MATERIAL TO PROCESS
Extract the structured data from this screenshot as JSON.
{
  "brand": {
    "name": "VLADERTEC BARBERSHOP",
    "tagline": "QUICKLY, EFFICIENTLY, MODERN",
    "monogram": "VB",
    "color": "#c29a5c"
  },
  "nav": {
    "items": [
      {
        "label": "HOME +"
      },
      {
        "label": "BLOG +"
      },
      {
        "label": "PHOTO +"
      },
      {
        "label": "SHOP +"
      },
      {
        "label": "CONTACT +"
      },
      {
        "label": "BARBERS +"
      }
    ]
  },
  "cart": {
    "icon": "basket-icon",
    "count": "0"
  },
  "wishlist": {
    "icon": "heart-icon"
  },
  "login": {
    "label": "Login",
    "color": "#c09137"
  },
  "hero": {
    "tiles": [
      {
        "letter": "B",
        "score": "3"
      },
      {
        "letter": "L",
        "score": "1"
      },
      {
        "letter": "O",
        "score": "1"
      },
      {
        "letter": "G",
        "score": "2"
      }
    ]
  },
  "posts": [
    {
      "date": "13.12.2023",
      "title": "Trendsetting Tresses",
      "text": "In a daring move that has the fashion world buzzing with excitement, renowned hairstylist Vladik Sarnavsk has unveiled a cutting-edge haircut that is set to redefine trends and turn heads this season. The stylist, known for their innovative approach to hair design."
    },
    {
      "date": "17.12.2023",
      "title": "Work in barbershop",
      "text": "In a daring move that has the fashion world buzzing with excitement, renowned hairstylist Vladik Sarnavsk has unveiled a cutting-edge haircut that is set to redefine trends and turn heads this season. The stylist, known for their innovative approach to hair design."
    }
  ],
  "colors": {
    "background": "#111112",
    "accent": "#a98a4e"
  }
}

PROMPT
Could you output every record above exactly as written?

PROBLEM SOLUTION
Extract the structured data from this screenshot as JSON.
{
  "brand": {
    "name": "VLADERTEC BARBERSHOP",
    "tagline": "QUICKLY, EFFICIENTLY, MODERN",
    "monogram": "VB",
    "color": "#c29a5c"
  },
  "nav": {
    "items": [
      {
        "label": "HOME +"
      },
      {
        "label": "BLOG +"
      },
      {
        "label": "PHOTO +"
      },
      {
        "label": "SHOP +"
      },
      {
        "label": "CONTACT +"
      },
      {
        "label": "BARBERS +"
      }
    ]
  },
  "cart": {
    "icon": "basket-icon",
    "count": "0"
  },
  "wishlist": {
    "icon": "heart-icon"
  },
  "login": {
    "label": "Login",
    "color": "#c09137"
  },
  "hero": {
    "tiles": [
      {
        "letter": "B",
        "score": "3"
      },
      {
        "letter": "L",
        "score": "1"
      },
      {
        "letter": "O",
        "score": "1"
      },
      {
        "letter": "G",
        "score": "2"
      }
    ]
  },
  "posts": [
    {
      "date": "13.12.2023",
      "title": "Trendsetting Tresses",
      "text": "In a daring move that has the fashion world buzzing with excitement, renowned hairstylist Vladik Sarnavsk has unveiled a cutting-edge haircut that is set to redefine trends and turn heads this season. The stylist, known for their innovative approach to hair design."
    },
    {
      "date": "17.12.2023",
      "title": "Work in barbershop",
      "text": "In a daring move that has the fashion world buzzing with excitement, renowned hairstylist Vladik Sarnavsk has unveiled a cutting-edge haircut that is set to redefine trends and turn heads this season. The stylist, known for their innovative approach to hair design."
    }
  ],
  "colors": {
    "background": "#111112",
    "accent": "#a98a4e"
  }
}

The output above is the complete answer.